Note: In the latest version of the Smart Theme there appears to be a change that may break the code provided on this page that makes it not work in some layout setups. I will update this article as soon as possible with better code, but as long as you see this notice here at the top then I have not been able to do that yet.
Full screen layouts are gaining popularity these days, but it is not always easy to know how to change this in the CSS code as there could always be more than 1 thing you have to edit in the code to make that happen.
Before making your layouts full width there are a few things to consider:
- Readability – Will your posts and pages be easier or harder to read with a wider layout?
- Mobile Devices – Are you taking into consideration the screen size? Some WordPress themes have specific features for mobile devices, so we need to be sure that we do not influence the mobile layout in a negative way
- Does it look good? A wider or full width design may not be suitable for what you are trying to build. If you’ll have lots of images and use the grid style layouts more than the list style layouts in the Smart Theme then the wider layout would look much better. Also, using a slightly larger font with a little extra letter spacing may help with the wider layout.
With those in mind, lets take a look at what is required to make the OptimizePress Smart Theme have a wider layout.
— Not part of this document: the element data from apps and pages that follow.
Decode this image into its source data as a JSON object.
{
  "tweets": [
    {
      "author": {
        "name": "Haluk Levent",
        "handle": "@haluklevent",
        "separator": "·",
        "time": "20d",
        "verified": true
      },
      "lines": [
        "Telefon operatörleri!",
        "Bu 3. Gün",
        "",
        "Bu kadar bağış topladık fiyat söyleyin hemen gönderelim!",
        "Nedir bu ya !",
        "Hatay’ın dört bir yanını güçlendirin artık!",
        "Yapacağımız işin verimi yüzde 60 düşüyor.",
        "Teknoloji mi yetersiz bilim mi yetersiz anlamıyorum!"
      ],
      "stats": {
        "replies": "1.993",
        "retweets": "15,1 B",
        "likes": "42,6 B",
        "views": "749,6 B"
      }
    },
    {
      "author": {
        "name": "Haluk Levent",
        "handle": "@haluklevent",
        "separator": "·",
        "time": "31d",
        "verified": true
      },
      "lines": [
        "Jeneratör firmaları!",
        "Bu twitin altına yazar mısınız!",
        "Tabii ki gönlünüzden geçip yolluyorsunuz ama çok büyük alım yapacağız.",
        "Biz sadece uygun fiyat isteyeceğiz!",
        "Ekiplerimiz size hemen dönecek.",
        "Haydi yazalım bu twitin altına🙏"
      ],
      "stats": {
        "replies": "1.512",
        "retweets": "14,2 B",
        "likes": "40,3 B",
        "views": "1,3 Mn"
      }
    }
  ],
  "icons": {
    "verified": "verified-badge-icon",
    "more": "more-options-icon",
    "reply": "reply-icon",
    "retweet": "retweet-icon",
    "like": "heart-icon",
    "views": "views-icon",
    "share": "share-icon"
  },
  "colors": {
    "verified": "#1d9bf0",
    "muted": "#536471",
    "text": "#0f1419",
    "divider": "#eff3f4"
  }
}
The Body Class
If you don’t want the entire site to be wider, there are quite a few CSS classes that you could target.
.home (this is only for the blog home page)
.category (obviously for category pages)
.archive (for archive pages – including category, but also for author archives)
.page (for any page that doesn’t have one of the other CSS classes)
.single-post (only when someone is viewing the full blog post)
.search-results (when search results are generated)
.search-no-results (when a search has no results)
.error404 (when the 404 page template is being used)
.author (when author page is used – also .archive will style this page but you could use .author .archive to specifically target this page)
There could be more that I haven’t found yet…
The first thing is each page and post layout has the container in the CSS code. The CSS class for this is .op-container
It is best to use a percentage in the width of the container like width:90%; max-width:90%;
The Smart Theme also uses a couple of columns depending on whether there is a sidebar or not.
If you are not using a Sidebar then you’ll want to set the width of .col-md-8 to 100% otherwise there will still be a space for the sidebar. The code below will adjust for whether you use a sidebar or not.
Now that you know a little about what CSS classes we will be using, and know what they are for, here is the CSS code for making the layouts wider. Note that this is NOT a copy and paste code. You will need to choose the code that suites your needs and also uncomment some code by removing the /* and the */ on the sides of the line of code mentioned (noted in the code) if you are not using a sidebar.
This is experimental code and I have not fully 100% tested with every single type of page/post available in the Smart Theme. Also, the CSS formatting is not yet “perfect” and I’m not sure if all the “!important” included in the code are needed, but to rule out any issues I have added those for now.
This code will be modified with proper formatting and any fixes that come up so please check back often!
Update: Note that with recent changes this code doesn’t seem to work in all cases. I’ll review this and see if I can improve the code in the future.